__Data in this exercise__.
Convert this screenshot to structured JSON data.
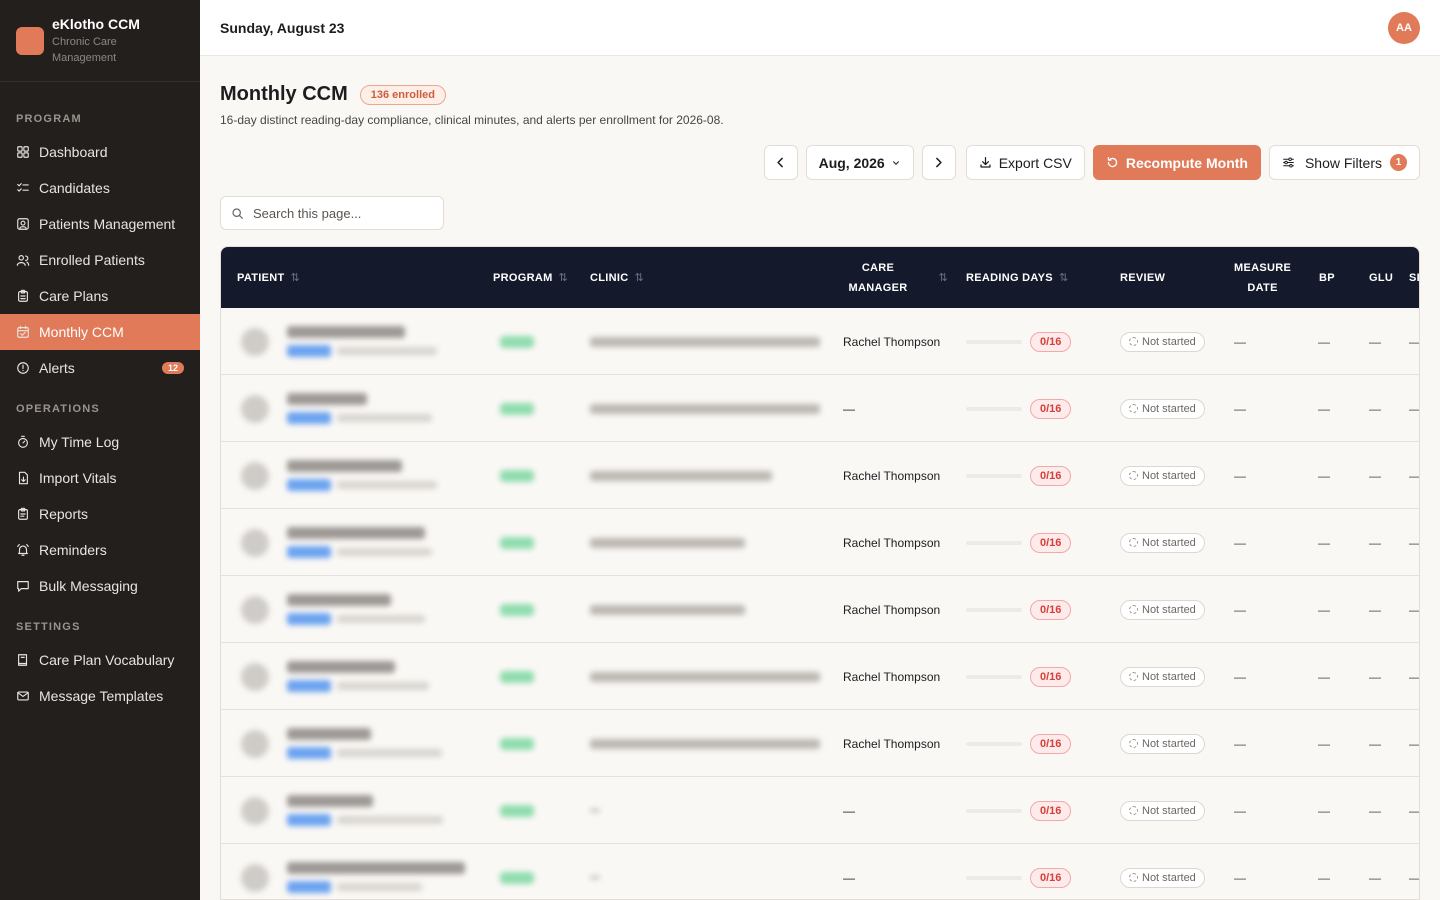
{
  "brand": {
    "title": "eKlotho CCM",
    "subtitle_line1": "Chronic Care",
    "subtitle_line2": "Management",
    "logo_color": "#e07a59"
  },
  "sidebar": {
    "sections": [
      {
        "heading": "PROGRAM",
        "items": [
          {
            "label": "Dashboard",
            "icon": "grid-icon"
          },
          {
            "label": "Candidates",
            "icon": "checklist-icon"
          },
          {
            "label": "Patients Management",
            "icon": "user-square-icon"
          },
          {
            "label": "Enrolled Patients",
            "icon": "users-icon"
          },
          {
            "label": "Care Plans",
            "icon": "clipboard-icon"
          },
          {
            "label": "Monthly CCM",
            "icon": "calendar-check-icon",
            "active": true
          },
          {
            "label": "Alerts",
            "icon": "alert-circle-icon",
            "badge": "12"
          }
        ]
      },
      {
        "heading": "OPERATIONS",
        "items": [
          {
            "label": "My Time Log",
            "icon": "timer-icon"
          },
          {
            "label": "Import Vitals",
            "icon": "file-import-icon"
          },
          {
            "label": "Reports",
            "icon": "clipboard-list-icon"
          },
          {
            "label": "Reminders",
            "icon": "bell-ring-icon"
          },
          {
            "label": "Bulk Messaging",
            "icon": "message-square-icon"
          }
        ]
      },
      {
        "heading": "SETTINGS",
        "items": [
          {
            "label": "Care Plan Vocabulary",
            "icon": "book-icon"
          },
          {
            "label": "Message Templates",
            "icon": "mail-icon"
          }
        ]
      }
    ]
  },
  "topbar": {
    "date": "Sunday, August 23",
    "avatar_initials": "AA"
  },
  "page": {
    "title": "Monthly CCM",
    "enrolled_badge": "136 enrolled",
    "subtitle": "16-day distinct reading-day compliance, clinical minutes, and alerts per enrollment for 2026-08."
  },
  "toolbar": {
    "month_label": "Aug, 2026",
    "export_label": "Export CSV",
    "recompute_label": "Recompute Month",
    "filters_label": "Show Filters",
    "filters_count": "1"
  },
  "search": {
    "placeholder": "Search this page..."
  },
  "table": {
    "columns": [
      {
        "key": "patient",
        "label": "PATIENT",
        "sortable": true
      },
      {
        "key": "program",
        "label": "PROGRAM",
        "sortable": true
      },
      {
        "key": "clinic",
        "label": "CLINIC",
        "sortable": true
      },
      {
        "key": "care_manager",
        "label_line1": "CARE",
        "label_line2": "MANAGER",
        "sortable": true
      },
      {
        "key": "reading_days",
        "label": "READING DAYS",
        "sortable": true
      },
      {
        "key": "review",
        "label": "REVIEW",
        "sortable": false
      },
      {
        "key": "measure_date",
        "label_line1": "MEASURE",
        "label_line2": "DATE",
        "sortable": false
      },
      {
        "key": "bp",
        "label": "BP",
        "sortable": false
      },
      {
        "key": "glu",
        "label": "GLU",
        "sortable": false
      },
      {
        "key": "more",
        "label": "SI",
        "sortable": false
      }
    ],
    "rows": [
      {
        "care_manager": "Rachel Thompson",
        "reading_days": "0/16",
        "review": "Not started",
        "measure_date": "—",
        "bp": "—",
        "glu": "—",
        "more": "—",
        "clinic_blur": true
      },
      {
        "care_manager": "—",
        "reading_days": "0/16",
        "review": "Not started",
        "measure_date": "—",
        "bp": "—",
        "glu": "—",
        "more": "—",
        "clinic_blur": true
      },
      {
        "care_manager": "Rachel Thompson",
        "reading_days": "0/16",
        "review": "Not started",
        "measure_date": "—",
        "bp": "—",
        "glu": "—",
        "more": "—",
        "clinic_blur": true
      },
      {
        "care_manager": "Rachel Thompson",
        "reading_days": "0/16",
        "review": "Not started",
        "measure_date": "—",
        "bp": "—",
        "glu": "—",
        "more": "—",
        "clinic_blur": true
      },
      {
        "care_manager": "Rachel Thompson",
        "reading_days": "0/16",
        "review": "Not started",
        "measure_date": "—",
        "bp": "—",
        "glu": "—",
        "more": "—",
        "clinic_blur": true
      },
      {
        "care_manager": "Rachel Thompson",
        "reading_days": "0/16",
        "review": "Not started",
        "measure_date": "—",
        "bp": "—",
        "glu": "—",
        "more": "—",
        "clinic_blur": true
      },
      {
        "care_manager": "Rachel Thompson",
        "reading_days": "0/16",
        "review": "Not started",
        "measure_date": "—",
        "bp": "—",
        "glu": "—",
        "more": "—",
        "clinic_blur": true
      },
      {
        "care_manager": "—",
        "reading_days": "0/16",
        "review": "Not started",
        "measure_date": "—",
        "bp": "—",
        "glu": "—",
        "more": "—",
        "clinic_blur": false
      },
      {
        "care_manager": "—",
        "reading_days": "0/16",
        "review": "Not started",
        "measure_date": "—",
        "bp": "—",
        "glu": "—",
        "more": "—",
        "clinic_blur": false
      }
    ]
  },
  "colors": {
    "accent": "#e07a59",
    "header_bg": "#141a2b",
    "sidebar_bg": "#231f1d",
    "danger": "#d43f3a"
  }
}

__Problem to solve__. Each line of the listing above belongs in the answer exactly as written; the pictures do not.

__Task response__.
Convert this screenshot to structured JSON data.
{
  "brand": {
    "title": "eKlotho CCM",
    "subtitle_line1": "Chronic Care",
    "subtitle_line2": "Management",
    "logo_color": "#e07a59"
  },
  "sidebar": {
    "sections": [
      {
        "heading": "PROGRAM",
        "items": [
          {
            "label": "Dashboard",
            "icon": "grid-icon"
          },
          {
            "label": "Candidates",
            "icon": "checklist-icon"
          },
          {
            "label": "Patients Management",
            "icon": "user-square-icon"
          },
          {
            "label": "Enrolled Patients",
            "icon": "users-icon"
          },
          {
            "label": "Care Plans",
            "icon": "clipboard-icon"
          },
          {
            "label": "Monthly CCM",
            "icon": "calendar-check-icon",
            "active": true
          },
          {
            "label": "Alerts",
            "icon": "alert-circle-icon",
            "badge": "12"
          }
        ]
      },
      {
        "heading": "OPERATIONS",
        "items": [
          {
            "label": "My Time Log",
            "icon": "timer-icon"
          },
          {
            "label": "Import Vitals",
            "icon": "file-import-icon"
          },
          {
            "label": "Reports",
            "icon": "clipboard-list-icon"
          },
          {
            "label": "Reminders",
            "icon": "bell-ring-icon"
          },
          {
            "label": "Bulk Messaging",
            "icon": "message-square-icon"
          }
        ]
      },
      {
        "heading": "SETTINGS",
        "items": [
          {
            "label": "Care Plan Vocabulary",
            "icon": "book-icon"
          },
          {
            "label": "Message Templates",
            "icon": "mail-icon"
          }
        ]
      }
    ]
  },
  "topbar": {
    "date": "Sunday, August 23",
    "avatar_initials": "AA"
  },
  "page": {
    "title": "Monthly CCM",
    "enrolled_badge": "136 enrolled",
    "subtitle": "16-day distinct reading-day compliance, clinical minutes, and alerts per enrollment for 2026-08."
  },
  "toolbar": {
    "month_label": "Aug, 2026",
    "export_label": "Export CSV",
    "recompute_label": "Recompute Month",
    "filters_label": "Show Filters",
    "filters_count": "1"
  },
  "search": {
    "placeholder": "Search this page..."
  },
  "table": {
    "columns": [
      {
        "key": "patient",
        "label": "PATIENT",
        "sortable": true
      },
      {
        "key": "program",
        "label": "PROGRAM",
        "sortable": true
      },
      {
        "key": "clinic",
        "label": "CLINIC",
        "sortable": true
      },
      {
        "key": "care_manager",
        "label_line1": "CARE",
        "label_line2": "MANAGER",
        "sortable": true
      },
      {
        "key": "reading_days",
        "label": "READING DAYS",
        "sortable": true
      },
      {
        "key": "review",
        "label": "REVIEW",
        "sortable": false
      },
      {
        "key": "measure_date",
        "label_line1": "MEASURE",
        "label_line2": "DATE",
        "sortable": false
      },
      {
        "key": "bp",
        "label": "BP",
        "sortable": false
      },
      {
        "key": "glu",
        "label": "GLU",
        "sortable": false
      },
      {
        "key": "more",
        "label": "SI",
        "sortable": false
      }
    ],
    "rows": [
      {
        "care_manager": "Rachel Thompson",
        "reading_days": "0/16",
        "review": "Not started",
        "measure_date": "—",
        "bp": "—",
        "glu": "—",
        "more": "—",
        "clinic_blur": true
      },
      {
        "care_manager": "—",
        "reading_days": "0/16",
        "review": "Not started",
        "measure_date": "—",
        "bp": "—",
        "glu": "—",
        "more": "—",
        "clinic_blur": true
      },
      {
        "care_manager": "Rachel Thompson",
        "reading_days": "0/16",
        "review": "Not started",
        "measure_date": "—",
        "bp": "—",
        "glu": "—",
        "more": "—",
        "clinic_blur": true
      },
      {
        "care_manager": "Rachel Thompson",
        "reading_days": "0/16",
        "review": "Not started",
        "measure_date": "—",
        "bp": "—",
        "glu": "—",
        "more": "—",
        "clinic_blur": true
      },
      {
        "care_manager": "Rachel Thompson",
        "reading_days": "0/16",
        "review": "Not started",
        "measure_date": "—",
        "bp": "—",
        "glu": "—",
        "more": "—",
        "clinic_blur": true
      },
      {
        "care_manager": "Rachel Thompson",
        "reading_days": "0/16",
        "review": "Not started",
        "measure_date": "—",
        "bp": "—",
        "glu": "—",
        "more": "—",
        "clinic_blur": true
      },
      {
        "care_manager": "Rachel Thompson",
        "reading_days": "0/16",
        "review": "Not started",
        "measure_date": "—",
        "bp": "—",
        "glu": "—",
        "more": "—",
        "clinic_blur": true
      },
      {
        "care_manager": "—",
        "reading_days": "0/16",
        "review": "Not started",
        "measure_date": "—",
        "bp": "—",
        "glu": "—",
        "more": "—",
        "clinic_blur": false
      },
      {
        "care_manager": "—",
        "reading_days": "0/16",
        "review": "Not started",
        "measure_date": "—",
        "bp": "—",
        "glu": "—",
        "more": "—",
        "clinic_blur": false
      }
    ]
  },
  "colors": {
    "accent": "#e07a59",
    "header_bg": "#141a2b",
    "sidebar_bg": "#231f1d",
    "danger": "#d43f3a"
  }
}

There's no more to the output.